Excerpts from an interface dataset:
• • • • • • •

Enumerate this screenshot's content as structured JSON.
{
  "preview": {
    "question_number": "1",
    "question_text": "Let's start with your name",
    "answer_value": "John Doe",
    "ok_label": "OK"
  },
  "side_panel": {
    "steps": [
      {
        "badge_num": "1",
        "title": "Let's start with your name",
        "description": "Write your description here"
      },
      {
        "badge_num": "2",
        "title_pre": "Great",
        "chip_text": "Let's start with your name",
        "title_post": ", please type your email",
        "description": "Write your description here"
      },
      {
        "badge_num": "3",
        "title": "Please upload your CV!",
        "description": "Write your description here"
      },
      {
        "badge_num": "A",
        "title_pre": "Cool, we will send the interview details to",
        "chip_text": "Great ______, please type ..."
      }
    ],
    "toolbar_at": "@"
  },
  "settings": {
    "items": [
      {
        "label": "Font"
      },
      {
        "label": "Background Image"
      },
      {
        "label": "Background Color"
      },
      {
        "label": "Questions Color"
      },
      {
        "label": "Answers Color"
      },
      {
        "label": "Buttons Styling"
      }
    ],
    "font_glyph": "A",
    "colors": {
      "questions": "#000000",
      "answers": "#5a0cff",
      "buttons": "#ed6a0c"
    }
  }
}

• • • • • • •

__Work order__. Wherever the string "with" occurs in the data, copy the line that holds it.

__Answer for this exercise__.
    "question_text": "Let's start with your name",
        "title": "Let's start with your name",
        "chip_text": "Let's start with your name",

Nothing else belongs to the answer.